Task requirements: Scan the entries below for lines holding "disabled". Give the number of such lines alone.
──────── Raw data
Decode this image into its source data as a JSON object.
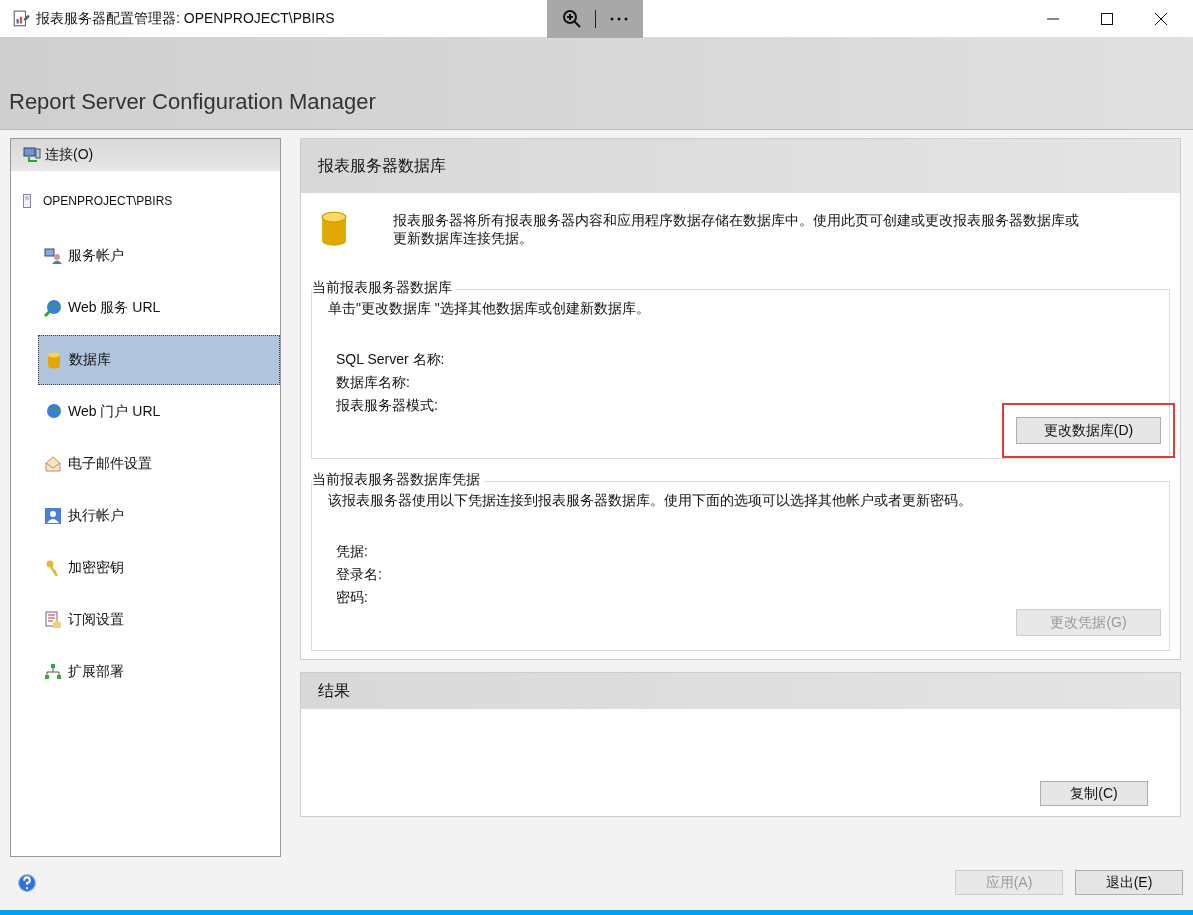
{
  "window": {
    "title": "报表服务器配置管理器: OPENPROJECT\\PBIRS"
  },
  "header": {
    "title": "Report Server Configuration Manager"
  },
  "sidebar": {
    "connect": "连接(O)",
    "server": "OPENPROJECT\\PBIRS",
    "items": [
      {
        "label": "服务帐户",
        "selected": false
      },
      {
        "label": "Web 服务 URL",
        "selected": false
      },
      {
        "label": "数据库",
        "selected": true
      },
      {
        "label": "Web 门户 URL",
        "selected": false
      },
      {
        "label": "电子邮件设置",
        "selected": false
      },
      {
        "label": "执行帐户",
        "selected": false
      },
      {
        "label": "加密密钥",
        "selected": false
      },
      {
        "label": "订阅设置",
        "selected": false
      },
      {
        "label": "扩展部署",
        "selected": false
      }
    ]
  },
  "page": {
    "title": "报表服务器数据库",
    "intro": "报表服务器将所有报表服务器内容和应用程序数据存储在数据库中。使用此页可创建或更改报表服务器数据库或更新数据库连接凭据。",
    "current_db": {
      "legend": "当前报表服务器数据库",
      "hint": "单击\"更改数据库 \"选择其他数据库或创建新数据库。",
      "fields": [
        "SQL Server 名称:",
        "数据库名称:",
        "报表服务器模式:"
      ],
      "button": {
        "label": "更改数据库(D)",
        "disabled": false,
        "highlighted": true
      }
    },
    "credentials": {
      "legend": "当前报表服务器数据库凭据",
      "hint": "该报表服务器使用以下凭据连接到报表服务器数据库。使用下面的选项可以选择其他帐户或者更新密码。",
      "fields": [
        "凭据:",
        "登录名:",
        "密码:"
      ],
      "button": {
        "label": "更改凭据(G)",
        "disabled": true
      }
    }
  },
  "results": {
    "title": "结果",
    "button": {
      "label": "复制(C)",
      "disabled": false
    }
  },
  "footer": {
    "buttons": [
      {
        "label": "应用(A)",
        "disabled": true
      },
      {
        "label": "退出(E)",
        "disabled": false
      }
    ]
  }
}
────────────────
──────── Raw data
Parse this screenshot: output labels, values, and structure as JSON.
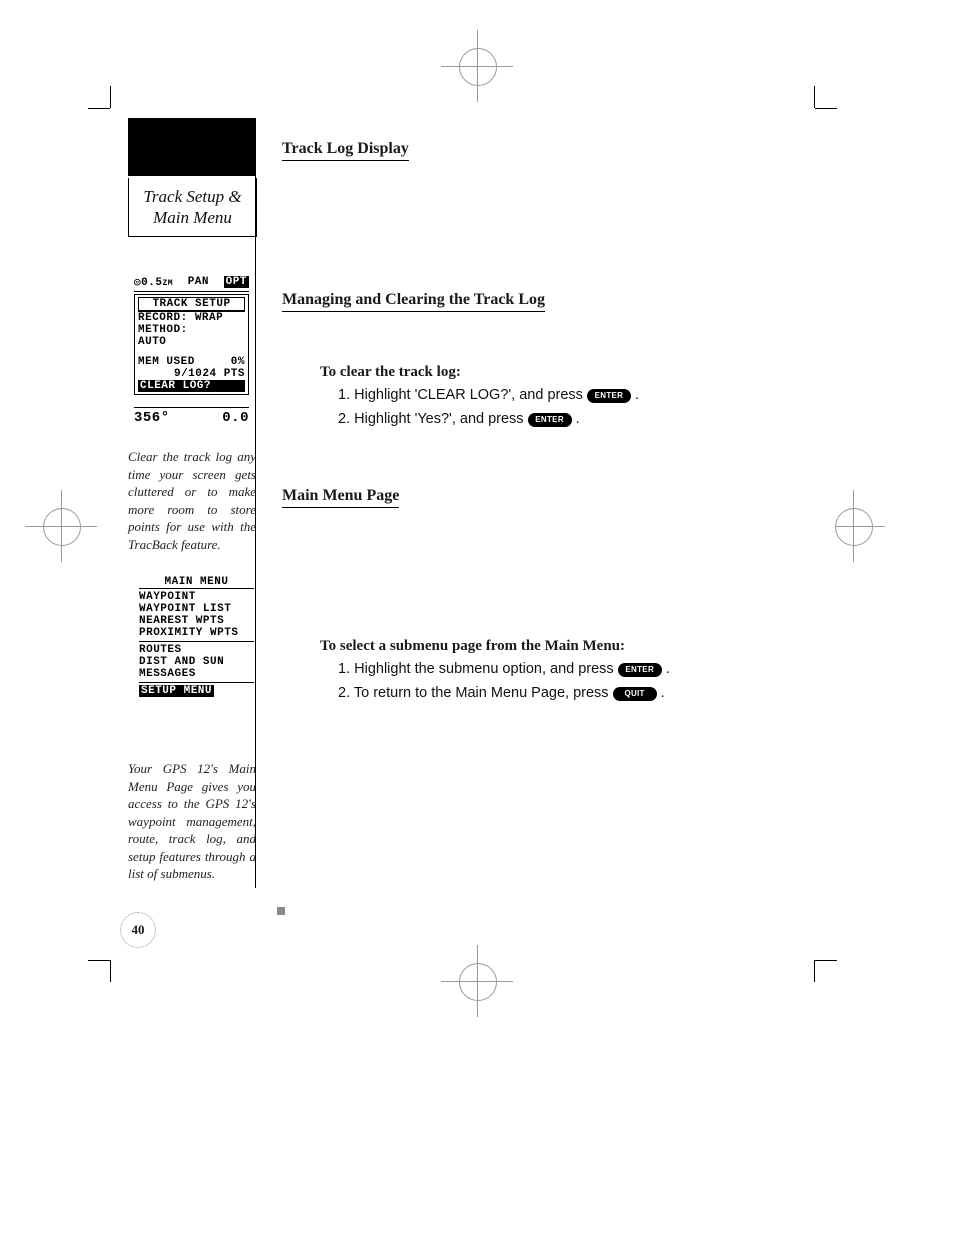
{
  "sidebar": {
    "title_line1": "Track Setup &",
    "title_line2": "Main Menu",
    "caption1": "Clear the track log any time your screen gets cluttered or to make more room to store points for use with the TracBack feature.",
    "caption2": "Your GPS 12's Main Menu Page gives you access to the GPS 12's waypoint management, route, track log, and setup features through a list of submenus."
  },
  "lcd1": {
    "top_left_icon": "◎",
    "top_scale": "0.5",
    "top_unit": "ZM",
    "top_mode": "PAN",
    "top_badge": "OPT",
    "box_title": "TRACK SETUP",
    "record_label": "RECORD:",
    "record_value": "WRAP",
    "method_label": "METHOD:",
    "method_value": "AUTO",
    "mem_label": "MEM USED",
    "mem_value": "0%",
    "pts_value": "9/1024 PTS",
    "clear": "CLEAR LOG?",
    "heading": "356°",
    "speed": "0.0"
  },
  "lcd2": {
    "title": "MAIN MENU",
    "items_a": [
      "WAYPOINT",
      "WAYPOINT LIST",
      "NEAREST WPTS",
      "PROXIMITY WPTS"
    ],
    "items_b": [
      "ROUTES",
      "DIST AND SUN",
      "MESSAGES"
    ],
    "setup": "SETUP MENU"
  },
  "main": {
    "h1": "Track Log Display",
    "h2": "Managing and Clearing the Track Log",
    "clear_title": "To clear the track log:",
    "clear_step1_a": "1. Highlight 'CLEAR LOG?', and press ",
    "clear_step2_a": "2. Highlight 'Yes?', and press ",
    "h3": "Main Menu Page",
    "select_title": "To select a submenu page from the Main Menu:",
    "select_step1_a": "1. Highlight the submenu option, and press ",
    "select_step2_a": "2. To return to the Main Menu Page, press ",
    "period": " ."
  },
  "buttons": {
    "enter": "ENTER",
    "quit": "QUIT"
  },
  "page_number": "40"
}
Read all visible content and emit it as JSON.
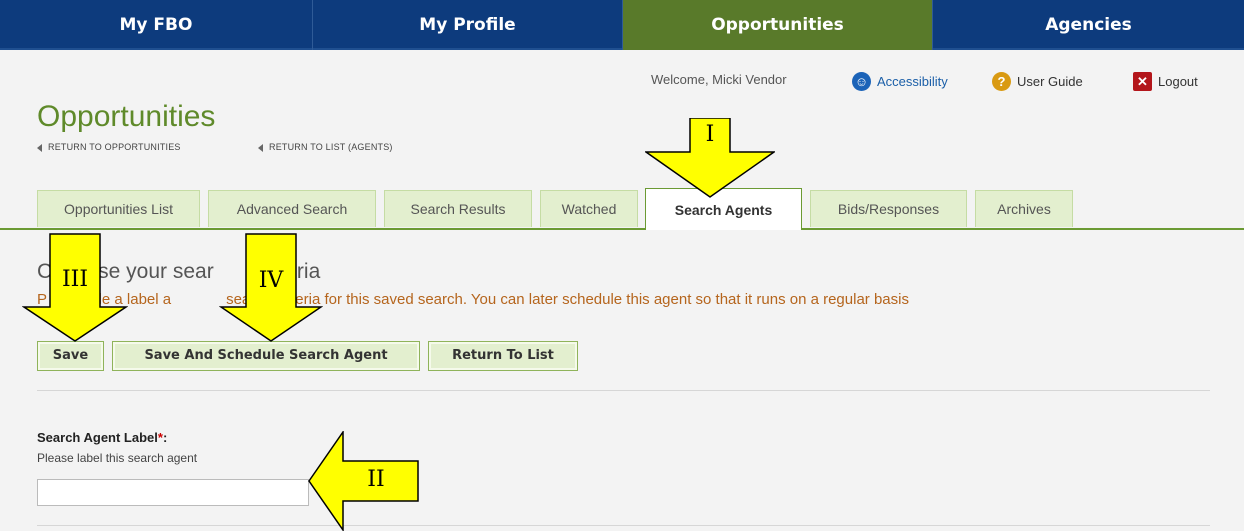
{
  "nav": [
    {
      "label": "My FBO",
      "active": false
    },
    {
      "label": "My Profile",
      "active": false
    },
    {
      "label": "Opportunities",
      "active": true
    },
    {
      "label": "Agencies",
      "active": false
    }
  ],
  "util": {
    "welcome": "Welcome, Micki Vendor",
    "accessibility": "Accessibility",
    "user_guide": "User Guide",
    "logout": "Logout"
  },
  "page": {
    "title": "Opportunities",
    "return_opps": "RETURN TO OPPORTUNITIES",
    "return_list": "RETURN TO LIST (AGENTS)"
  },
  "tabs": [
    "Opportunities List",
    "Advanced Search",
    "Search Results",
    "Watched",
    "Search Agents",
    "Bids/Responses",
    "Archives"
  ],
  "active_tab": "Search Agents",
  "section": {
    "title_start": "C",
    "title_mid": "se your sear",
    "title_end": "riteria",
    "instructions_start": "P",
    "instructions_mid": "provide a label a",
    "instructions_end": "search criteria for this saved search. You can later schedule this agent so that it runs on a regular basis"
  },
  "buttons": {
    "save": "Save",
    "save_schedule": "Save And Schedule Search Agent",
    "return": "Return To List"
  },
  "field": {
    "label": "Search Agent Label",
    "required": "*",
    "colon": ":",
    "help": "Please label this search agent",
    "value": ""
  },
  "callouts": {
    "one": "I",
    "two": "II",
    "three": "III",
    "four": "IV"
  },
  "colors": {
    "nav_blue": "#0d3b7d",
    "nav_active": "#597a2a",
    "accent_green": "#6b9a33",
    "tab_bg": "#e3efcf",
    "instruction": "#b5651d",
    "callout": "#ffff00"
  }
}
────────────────
Answer for this exercise: 5